WHAT YOU SHOULD DO:
Could each entry be returned exactly as it appears?

DATA EXTRACTS:
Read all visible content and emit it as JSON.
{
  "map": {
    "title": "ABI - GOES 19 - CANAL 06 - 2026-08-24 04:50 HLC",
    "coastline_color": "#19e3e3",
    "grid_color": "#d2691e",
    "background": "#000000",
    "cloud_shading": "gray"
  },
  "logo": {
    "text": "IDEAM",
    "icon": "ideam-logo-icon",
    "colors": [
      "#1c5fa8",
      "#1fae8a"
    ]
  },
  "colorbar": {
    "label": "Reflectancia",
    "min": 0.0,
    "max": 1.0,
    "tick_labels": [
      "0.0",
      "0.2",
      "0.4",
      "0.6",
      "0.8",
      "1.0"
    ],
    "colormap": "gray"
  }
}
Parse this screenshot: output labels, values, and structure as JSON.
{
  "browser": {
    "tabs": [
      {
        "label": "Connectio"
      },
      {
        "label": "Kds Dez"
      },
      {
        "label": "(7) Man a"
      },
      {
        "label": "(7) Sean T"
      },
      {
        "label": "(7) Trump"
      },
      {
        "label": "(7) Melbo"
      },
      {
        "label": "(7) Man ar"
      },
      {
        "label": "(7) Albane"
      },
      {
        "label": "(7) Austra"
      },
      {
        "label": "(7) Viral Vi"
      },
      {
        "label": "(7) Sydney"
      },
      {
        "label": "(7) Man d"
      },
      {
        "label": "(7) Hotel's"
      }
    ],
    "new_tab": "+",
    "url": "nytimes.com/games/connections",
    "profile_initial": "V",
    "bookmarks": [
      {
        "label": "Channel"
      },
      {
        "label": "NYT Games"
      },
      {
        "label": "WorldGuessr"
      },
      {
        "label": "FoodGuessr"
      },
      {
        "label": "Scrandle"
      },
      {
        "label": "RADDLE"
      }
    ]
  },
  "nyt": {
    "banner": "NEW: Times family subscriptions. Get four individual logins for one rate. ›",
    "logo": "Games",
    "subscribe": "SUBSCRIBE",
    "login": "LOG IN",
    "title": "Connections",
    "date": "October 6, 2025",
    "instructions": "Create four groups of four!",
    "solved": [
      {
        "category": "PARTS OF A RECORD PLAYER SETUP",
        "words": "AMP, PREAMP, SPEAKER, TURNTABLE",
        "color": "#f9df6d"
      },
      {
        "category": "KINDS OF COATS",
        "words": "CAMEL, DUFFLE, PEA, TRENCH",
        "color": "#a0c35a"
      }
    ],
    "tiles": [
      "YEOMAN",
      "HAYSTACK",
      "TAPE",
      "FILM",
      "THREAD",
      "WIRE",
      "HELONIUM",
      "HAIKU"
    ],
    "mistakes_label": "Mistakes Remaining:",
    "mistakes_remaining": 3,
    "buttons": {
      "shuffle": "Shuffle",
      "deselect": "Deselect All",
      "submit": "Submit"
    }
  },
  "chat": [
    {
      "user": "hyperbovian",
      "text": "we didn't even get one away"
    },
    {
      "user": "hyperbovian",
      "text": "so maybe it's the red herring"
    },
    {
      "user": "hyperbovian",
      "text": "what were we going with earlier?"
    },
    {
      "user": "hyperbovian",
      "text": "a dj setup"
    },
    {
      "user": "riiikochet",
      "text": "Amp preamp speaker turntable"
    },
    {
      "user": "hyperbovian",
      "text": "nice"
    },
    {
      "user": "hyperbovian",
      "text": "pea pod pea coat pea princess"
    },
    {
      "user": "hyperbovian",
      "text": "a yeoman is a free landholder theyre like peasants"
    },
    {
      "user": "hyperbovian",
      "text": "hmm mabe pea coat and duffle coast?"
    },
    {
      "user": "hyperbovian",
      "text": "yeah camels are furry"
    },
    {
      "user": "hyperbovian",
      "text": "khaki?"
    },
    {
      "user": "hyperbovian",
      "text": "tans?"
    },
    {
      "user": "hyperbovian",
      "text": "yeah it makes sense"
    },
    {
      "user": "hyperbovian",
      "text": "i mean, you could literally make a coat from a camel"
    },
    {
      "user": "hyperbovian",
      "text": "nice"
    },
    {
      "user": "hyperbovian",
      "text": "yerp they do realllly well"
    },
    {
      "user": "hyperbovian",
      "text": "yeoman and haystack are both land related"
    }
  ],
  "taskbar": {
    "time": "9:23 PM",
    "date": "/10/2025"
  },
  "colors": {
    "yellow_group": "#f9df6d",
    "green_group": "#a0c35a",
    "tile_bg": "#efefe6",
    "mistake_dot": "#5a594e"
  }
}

TASK RESPONSE:
Read all visible content and emit it as JSON.
{
  "map": {
    "title": "ABI - GOES 19 - CANAL 06 - 2026-08-24 04:50 HLC",
    "coastline_color": "#19e3e3",
    "grid_color": "#d2691e",
    "background": "#000000",
    "cloud_shading": "gray"
  },
  "logo": {
    "text": "IDEAM",
    "icon": "ideam-logo-icon",
    "colors": [
      "#1c5fa8",
      "#1fae8a"
    ]
  },
  "colorbar": {
    "label": "Reflectancia",
    "min": 0.0,
    "max": 1.0,
    "tick_labels": [
      "0.0",
      "0.2",
      "0.4",
      "0.6",
      "0.8",
      "1.0"
    ],
    "colormap": "gray"
  }
}
Parse this screenshot: output labels, values, and structure as JSON.
{
  "browser": {
    "tabs": [
      {
        "label": "Connectio"
      },
      {
        "label": "Kds Dez"
      },
      {
        "label": "(7) Man a"
      },
      {
        "label": "(7) Sean T"
      },
      {
        "label": "(7) Trump"
      },
      {
        "label": "(7) Melbo"
      },
      {
        "label": "(7) Man ar"
      },
      {
        "label": "(7) Albane"
      },
      {
        "label": "(7) Austra"
      },
      {
        "label": "(7) Viral Vi"
      },
      {
        "label": "(7) Sydney"
      },
      {
        "label": "(7) Man d"
      },
      {
        "label": "(7) Hotel's"
      }
    ],
    "new_tab": "+",
    "url": "nytimes.com/games/connections",
    "profile_initial": "V",
    "bookmarks": [
      {
        "label": "Channel"
      },
      {
        "label": "NYT Games"
      },
      {
        "label": "WorldGuessr"
      },
      {
        "label": "FoodGuessr"
      },
      {
        "label": "Scrandle"
      },
      {
        "label": "RADDLE"
      }
    ]
  },
  "nyt": {
    "banner": "NEW: Times family subscriptions. Get four individual logins for one rate. ›",
    "logo": "Games",
    "subscribe": "SUBSCRIBE",
    "login": "LOG IN",
    "title": "Connections",
    "date": "October 6, 2025",
    "instructions": "Create four groups of four!",
    "solved": [
      {
        "category": "PARTS OF A RECORD PLAYER SETUP",
        "words": "AMP, PREAMP, SPEAKER, TURNTABLE",
        "color": "#f9df6d"
      },
      {
        "category": "KINDS OF COATS",
        "words": "CAMEL, DUFFLE, PEA, TRENCH",
        "color": "#a0c35a"
      }
    ],
    "tiles": [
      "YEOMAN",
      "HAYSTACK",
      "TAPE",
      "FILM",
      "THREAD",
      "WIRE",
      "HELONIUM",
      "HAIKU"
    ],
    "mistakes_label": "Mistakes Remaining:",
    "mistakes_remaining": 3,
    "buttons": {
      "shuffle": "Shuffle",
      "deselect": "Deselect All",
      "submit": "Submit"
    }
  },
  "chat": [
    {
      "user": "hyperbovian",
      "text": "we didn't even get one away"
    },
    {
      "user": "hyperbovian",
      "text": "so maybe it's the red herring"
    },
    {
      "user": "hyperbovian",
      "text": "what were we going with earlier?"
    },
    {
      "user": "hyperbovian",
      "text": "a dj setup"
    },
    {
      "user": "riiikochet",
      "text": "Amp preamp speaker turntable"
    },
    {
      "user": "hyperbovian",
      "text": "nice"
    },
    {
      "user": "hyperbovian",
      "text": "pea pod pea coat pea princess"
    },
    {
      "user": "hyperbovian",
      "text": "a yeoman is a free landholder theyre like peasants"
    },
    {
      "user": "hyperbovian",
      "text": "hmm mabe pea coat and duffle coast?"
    },
    {
      "user": "hyperbovian",
      "text": "yeah camels are furry"
    },
    {
      "user": "hyperbovian",
      "text": "khaki?"
    },
    {
      "user": "hyperbovian",
      "text": "tans?"
    },
    {
      "user": "hyperbovian",
      "text": "yeah it makes sense"
    },
    {
      "user": "hyperbovian",
      "text": "i mean, you could literally make a coat from a camel"
    },
    {
      "user": "hyperbovian",
      "text": "nice"
    },
    {
      "user": "hyperbovian",
      "text": "yerp they do realllly well"
    },
    {
      "user": "hyperbovian",
      "text": "yeoman and haystack are both land related"
    }
  ],
  "taskbar": {
    "time": "9:23 PM",
    "date": "/10/2025"
  },
  "colors": {
    "yellow_group": "#f9df6d",
    "green_group": "#a0c35a",
    "tile_bg": "#efefe6",
    "mistake_dot": "#5a594e"
  }
}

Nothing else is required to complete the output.